The California Department of Financial Protection and Innovation (DFPI) should restore cost limits for earned wage advances and other fintech cash advances under proposed regulations rather than allow a temporary registration regime with no cost limits for up to four years, the Center for Responsible Lending, Consumer Federation of California, National Consumer Law Center, and Office of Kat Taylor said in comments filed with the Department on November 27.

The groups “strongly support the provisions [of the proposed regulations] that make clear that income-based advances are loans and that voluntary charges are ‘charges’” under the California Financing Law (CFL). Those determinations “are absolutely critical to any regulatory approach to fintech cash advances,” the groups wrote.
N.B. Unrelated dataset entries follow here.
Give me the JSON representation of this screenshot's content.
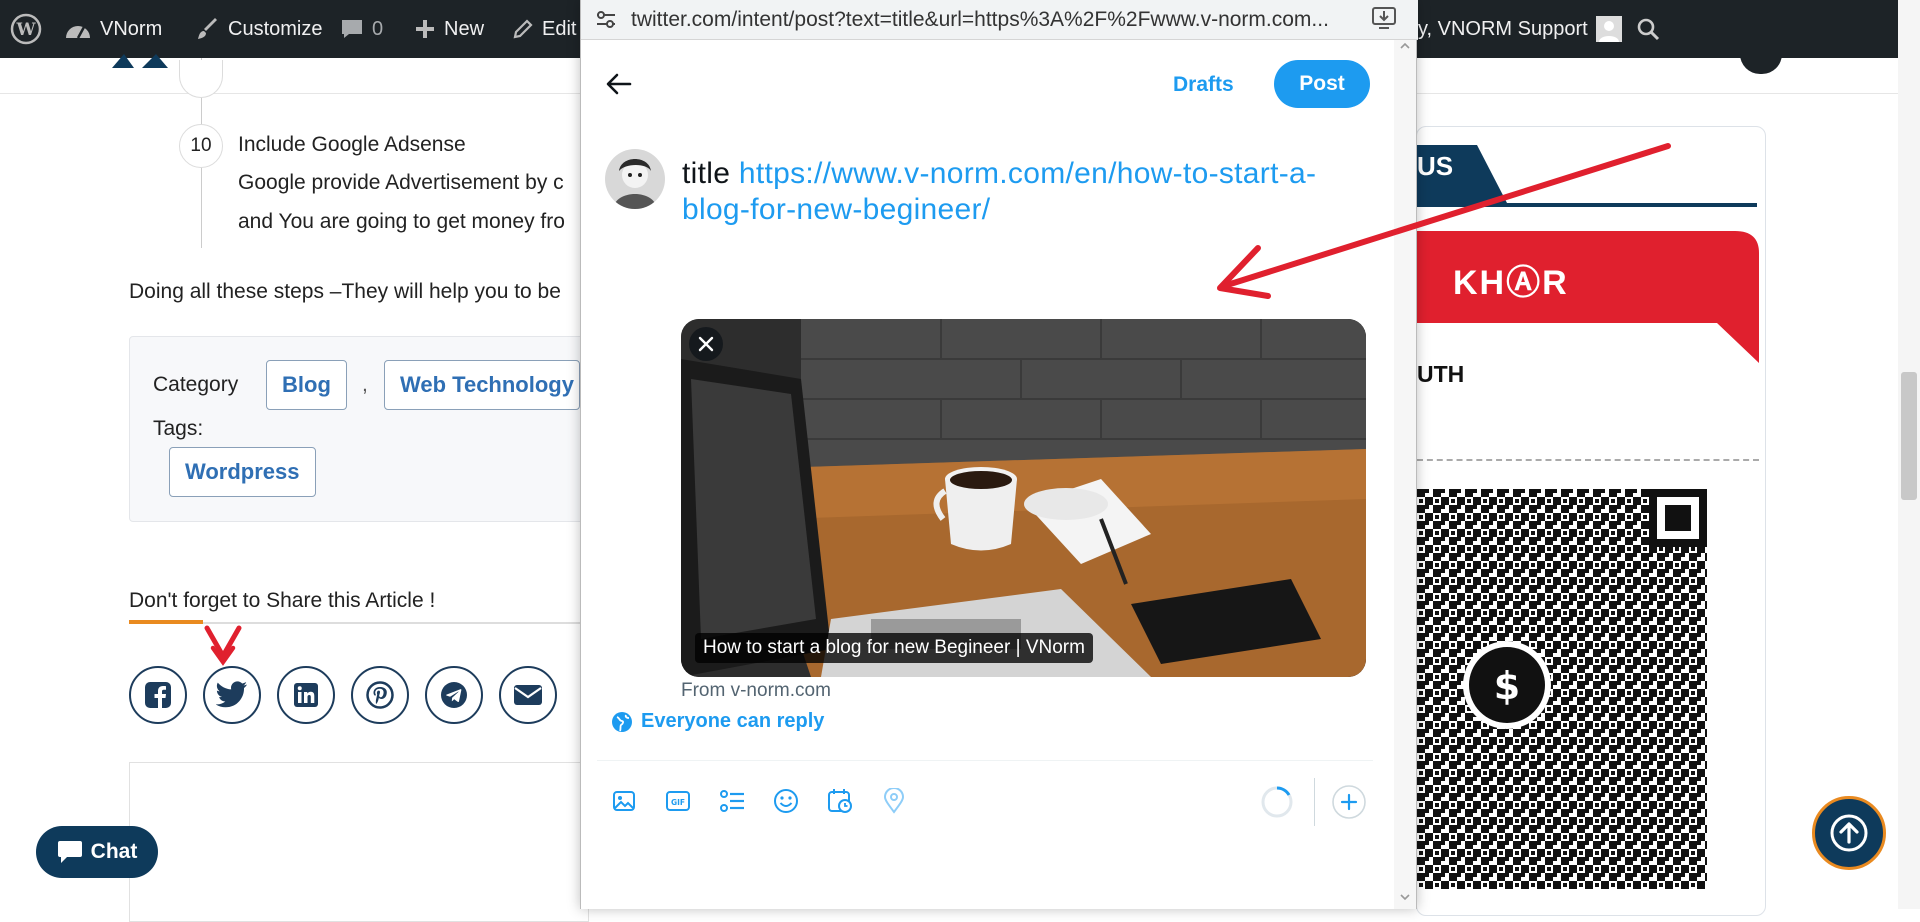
{
  "admin_bar": {
    "site_name": "VNorm",
    "customize": "Customize",
    "comments_count": "0",
    "new_label": "New",
    "edit_label": "Edit",
    "user_greeting": "y, VNORM Support"
  },
  "article": {
    "step_number": "10",
    "step_title": "Include Google Adsense",
    "step_desc_line1": "Google provide Advertisement by c",
    "step_desc_line2": "and You are going to get money fro",
    "summary": "Doing all these steps –They will help you to be",
    "category_label": "Category",
    "categories": [
      "Blog",
      "Web Technology"
    ],
    "category_separator": ",",
    "tags_label": "Tags:",
    "tags": [
      "Wordpress"
    ],
    "share_heading": "Don't forget to Share this Article !"
  },
  "share_buttons": [
    "facebook-icon",
    "twitter-icon",
    "linkedin-icon",
    "pinterest-icon",
    "telegram-icon",
    "email-icon"
  ],
  "sidebar": {
    "banner_text": "US",
    "khqr_text": "KHⒶR",
    "name_fragment": "UTH"
  },
  "chat": {
    "label": "Chat"
  },
  "popup": {
    "url": "twitter.com/intent/post?text=title&url=https%3A%2F%2Fwww.v-norm.com...",
    "drafts_label": "Drafts",
    "post_label": "Post",
    "tweet_title": "title",
    "tweet_link": "https://www.v-norm.com/en/how-to-start-a-blog-for-new-begineer/",
    "card_caption": "How to start a blog for new Begineer | VNorm",
    "card_source": "From v-norm.com",
    "reply_setting": "Everyone can reply",
    "toolbar_icons": [
      "image-icon",
      "gif-icon",
      "poll-icon",
      "emoji-icon",
      "schedule-icon",
      "location-icon"
    ]
  },
  "colors": {
    "twitter_blue": "#1d9bf0",
    "admin_bar": "#1d2327",
    "navy": "#0e3a5b",
    "accent_orange": "#e98a20",
    "annotation_red": "#e0202e"
  }
}
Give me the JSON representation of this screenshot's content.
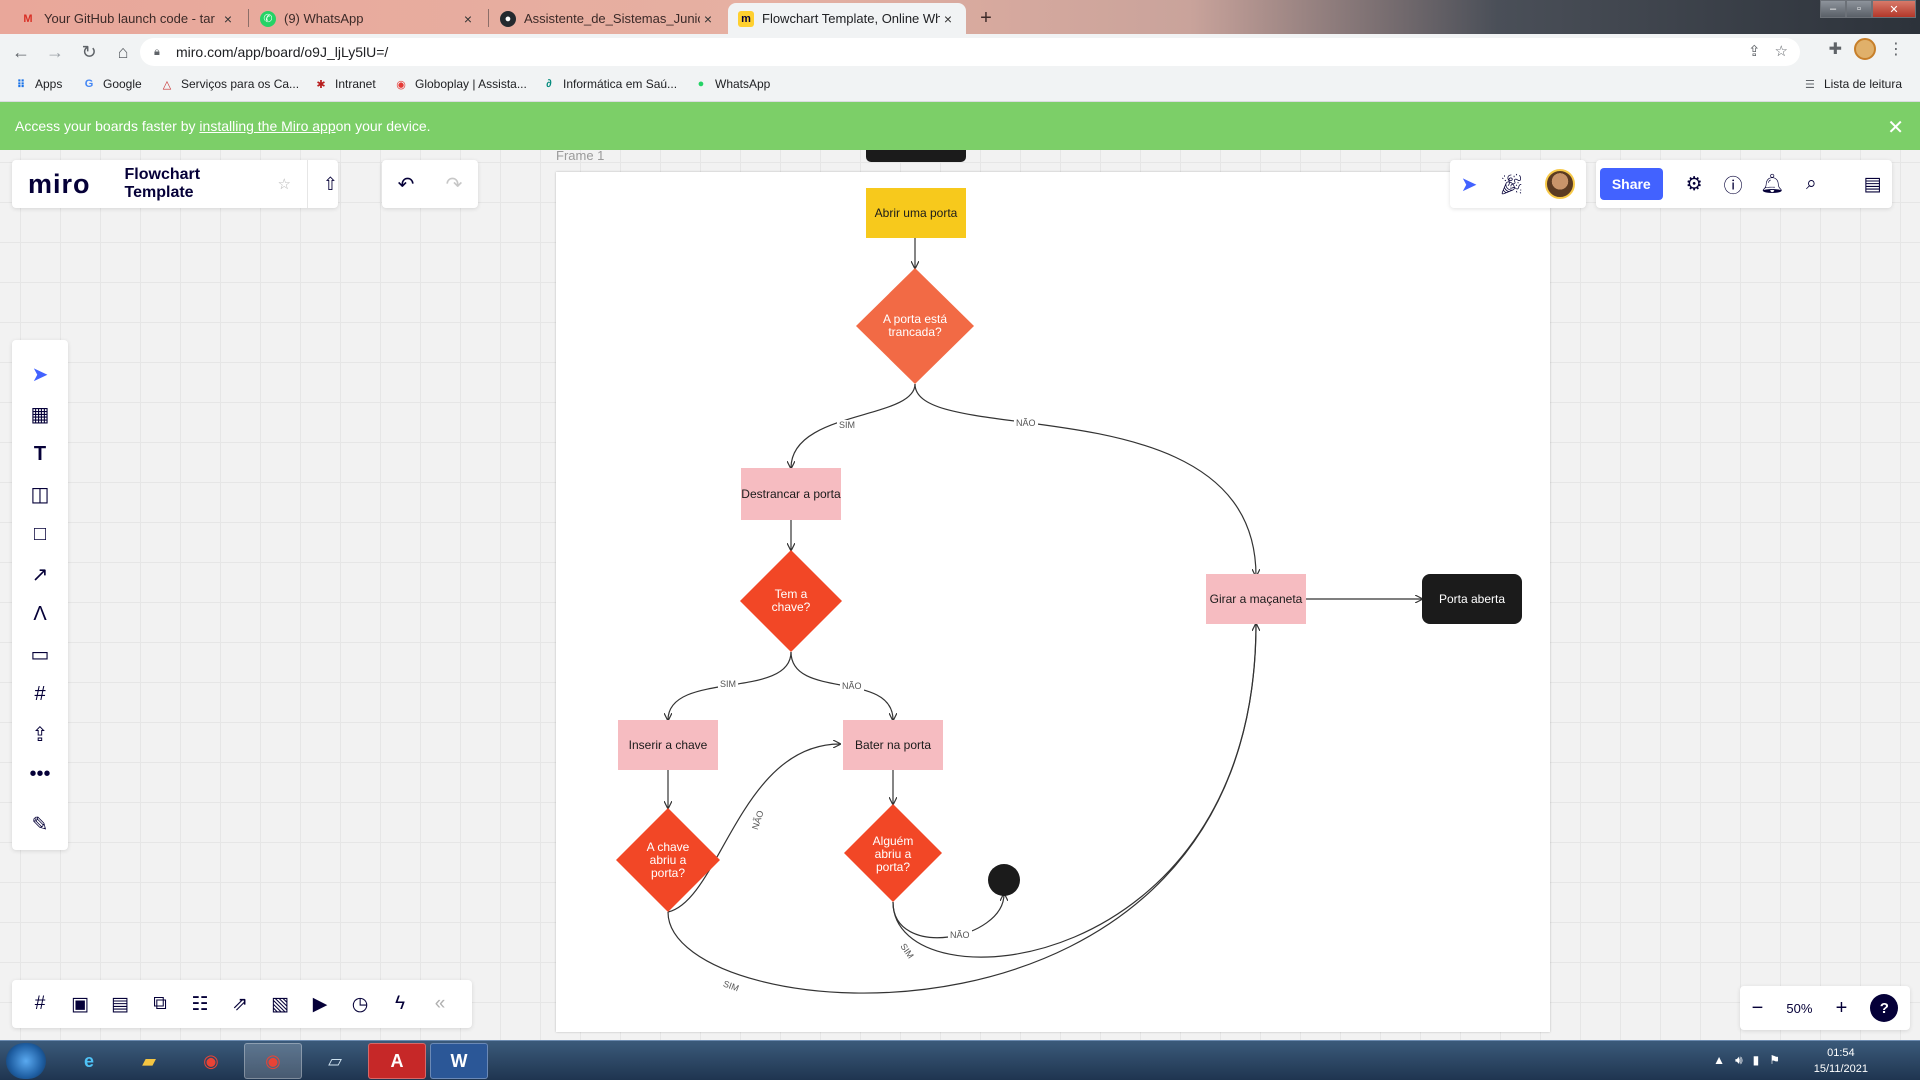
{
  "browser": {
    "tabs": [
      {
        "title": "Your GitHub launch code - tar",
        "icon": "gmail-icon"
      },
      {
        "title": "(9) WhatsApp",
        "icon": "whatsapp-icon"
      },
      {
        "title": "Assistente_de_Sistemas_Junior-T",
        "icon": "github-icon"
      },
      {
        "title": "Flowchart Template, Online Whit",
        "icon": "miro-icon",
        "active": true
      }
    ],
    "url": "miro.com/app/board/o9J_ljLy5lU=/",
    "bookmarks": [
      {
        "label": "Apps",
        "icon": "apps-grid-icon"
      },
      {
        "label": "Google",
        "icon": "google-icon"
      },
      {
        "label": "Serviços para os Ca...",
        "icon": "gov-icon"
      },
      {
        "label": "Intranet",
        "icon": "intranet-icon"
      },
      {
        "label": "Globoplay | Assista...",
        "icon": "globoplay-icon"
      },
      {
        "label": "Informática em Saú...",
        "icon": "link-icon"
      },
      {
        "label": "WhatsApp",
        "icon": "whatsapp-icon"
      }
    ],
    "reading_list": "Lista de leitura"
  },
  "banner": {
    "text_before": "Access your boards faster by ",
    "link": "installing the Miro app",
    "text_after": " on your device."
  },
  "miro": {
    "logo": "miro",
    "board_name": "Flowchart Template",
    "share_label": "Share",
    "frame_label": "Frame 1",
    "zoom": "50%",
    "help": "?"
  },
  "flowchart": {
    "nodes": {
      "start": "Abrir uma porta",
      "locked": "A porta está trancada?",
      "unlock": "Destrancar a porta",
      "has_key": "Tem a chave?",
      "insert_key": "Inserir a chave",
      "knock": "Bater na porta",
      "key_opened": "A chave abriu a porta?",
      "someone_opened": "Alguém abriu a porta?",
      "turn_handle": "Girar a maçaneta",
      "door_open": "Porta aberta"
    },
    "edge_labels": {
      "locked_yes": "SIM",
      "locked_no": "NÃO",
      "key_yes": "SIM",
      "key_no": "NÃO",
      "keyopen_no": "NÃO",
      "keyopen_yes": "SIM",
      "someone_no": "NÃO",
      "someone_yes": "SIM"
    }
  },
  "taskbar": {
    "time": "01:54",
    "date": "15/11/2021"
  },
  "colors": {
    "banner": "#7ccf68",
    "accent": "#4262ff",
    "yellow_node": "#f7c91c",
    "diamond": "#f24726",
    "pink_node": "#f6bcc1",
    "black_node": "#1b1b1b"
  }
}
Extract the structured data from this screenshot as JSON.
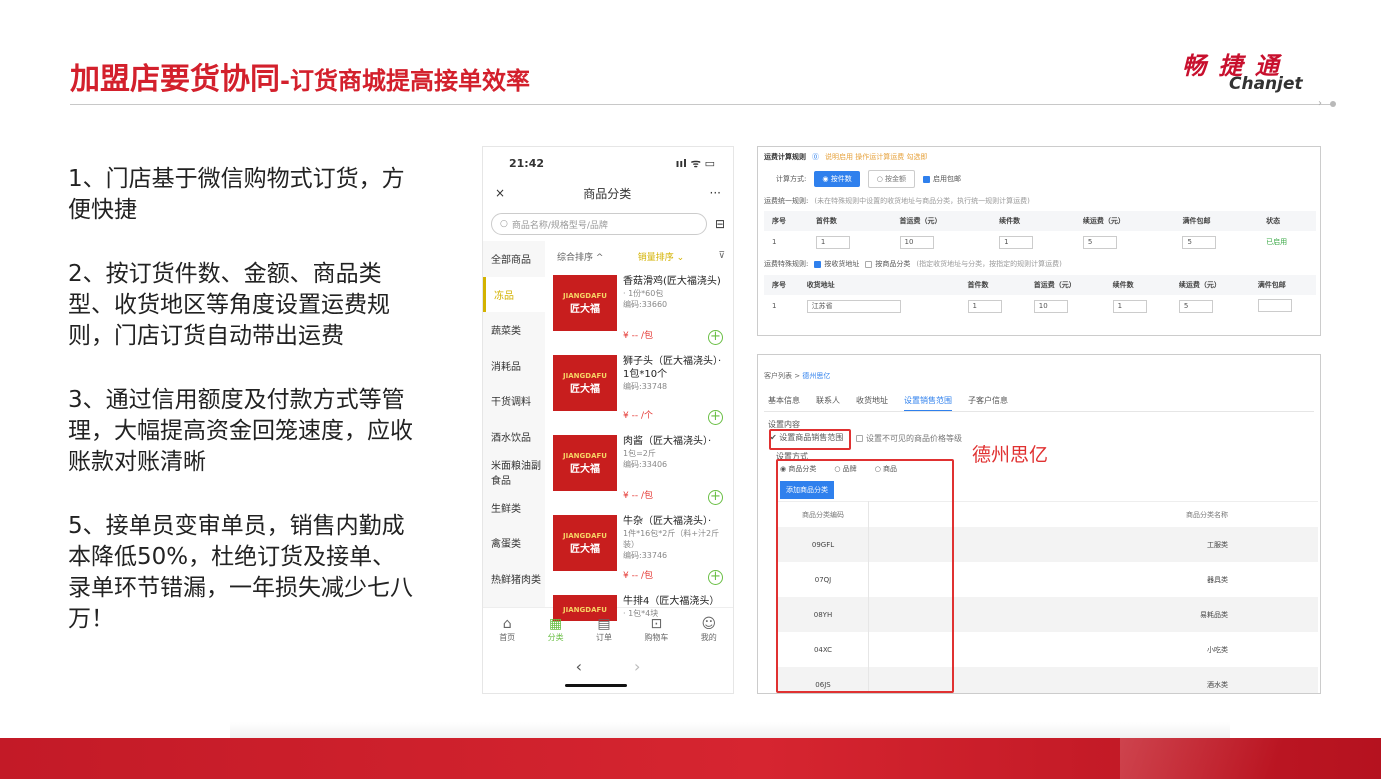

However, the groups are “deeply disturbed” by the proposal to allow companies, for up to four years, to register without complying with the CFL’s interest rate limits, writing that “it will harm consumers to allow income-based advance providers to continue to operate without any cost limitation.” DFPI registration regimes expire in four years unless the legislature acts to extend them. “[W]e urge DFPI not to wait four years, and to bring income-based advances fully within the CFL as soon as possible,” the comments said.